“I’m not going to talk about things that I talk about with my coaches, especially things that are off the field and have nothing to do with football,” Rivera said. “But everyone is entitled to their opinion.
“If it ever becomes an issue or a situation, we will have that discussion. For now it’s something I’ll look into if it comes up.”
Earlier Wednesday, reporters asked Del Rio if he was concerned that his tweets could potentially have a negative impact on black players.
“Anything I ever say or write, I would like to say or write in front of everyone I work with – players and coaches,” Del Rio said. “I’m expressing myself as an American — we have that ability. I love this country and I believe what I believe and I’ve said what I want to say.

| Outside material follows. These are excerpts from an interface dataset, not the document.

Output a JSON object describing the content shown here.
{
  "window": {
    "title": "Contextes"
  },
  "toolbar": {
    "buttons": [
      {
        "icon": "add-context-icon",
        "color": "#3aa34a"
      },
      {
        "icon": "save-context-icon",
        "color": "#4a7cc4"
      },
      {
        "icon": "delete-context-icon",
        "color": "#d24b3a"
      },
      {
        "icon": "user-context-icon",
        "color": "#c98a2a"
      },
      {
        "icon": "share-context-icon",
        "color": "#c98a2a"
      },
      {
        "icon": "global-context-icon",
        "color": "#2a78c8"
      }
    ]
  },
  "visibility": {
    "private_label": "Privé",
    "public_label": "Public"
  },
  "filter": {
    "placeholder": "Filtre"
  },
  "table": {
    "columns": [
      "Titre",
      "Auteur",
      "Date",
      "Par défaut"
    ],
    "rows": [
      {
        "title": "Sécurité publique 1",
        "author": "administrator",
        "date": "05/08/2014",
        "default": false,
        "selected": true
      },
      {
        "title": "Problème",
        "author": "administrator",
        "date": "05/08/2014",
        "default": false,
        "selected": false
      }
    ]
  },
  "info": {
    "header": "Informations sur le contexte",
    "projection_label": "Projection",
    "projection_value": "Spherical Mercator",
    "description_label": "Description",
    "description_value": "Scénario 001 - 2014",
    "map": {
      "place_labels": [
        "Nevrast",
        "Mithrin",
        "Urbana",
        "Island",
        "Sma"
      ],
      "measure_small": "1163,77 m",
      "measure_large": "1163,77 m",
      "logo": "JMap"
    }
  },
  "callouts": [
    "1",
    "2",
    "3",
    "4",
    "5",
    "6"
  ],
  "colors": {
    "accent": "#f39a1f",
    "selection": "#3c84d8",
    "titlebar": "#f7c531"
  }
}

Every once in a while there are some people who feel offended by that.”
Del Rio told reporters during his availability that he was not concerned that his tweets would affect his relationship with his players, most of whom are black, adding that he “didn’t think the race had anything to do with this incident.” had to do” on January 6th.
“I’m going to be the man I am,” Del Rio said. “I work here as a coach with nothing but love and respect for everyone I work with. …if they are [upset] and they want to talk about it, i would talk to anyone about it, no problem, anytime.
“But they aren’t. I’m just expressing myself, and I think we all as Americans have the right to express ourselves, especially if you’re respectful. I’m respectful.”
Del Rio’s comment drew criticism from Virginia State Senator Scott Surovell, who represents the district where the team recently bought land in hopes of building a stadium. Late last month, the Virginia General Assembly delayed a vote on a new stadium. A vote could take place later this summer, although it’s considered unlikely.
Surovell tweeted Wednesday afternoon, “The likely indifference and tolerance in the @NFL to Jack Del Rio’s indifference to riots underscores the league’s hypocrisy in blackballing @Kaepernick7 and also makes me realize we won’t see stadium bills votes another year.”
When he was head coach of the Raiders in 2017, Del Rio defended Marshawn Lynch when Trump criticized the returning star for sitting during the US national anthem but standing during the Mexican anthem before a game in Mexico City.
Del Rio said at the time that “everyone should show respect to the flag…but it’s America and everyone has their choice.” His wife Linda then tweeted that she regrets voting for Trump in 2016.
The Commanders have had a turbulent off-season, at least when it comes to non-football matters. Congress continues to scrutinize the organization and owner Dan Snyder specifically on workplace culture; A hearing is scheduled for June 22nd.
Congress also sent a letter to the Federal Trade Commission saying the organization had committed financial irregularities. The team denied those claims in a separate 105-page letter to the FTC.
Information from The Associated Press was used in this report.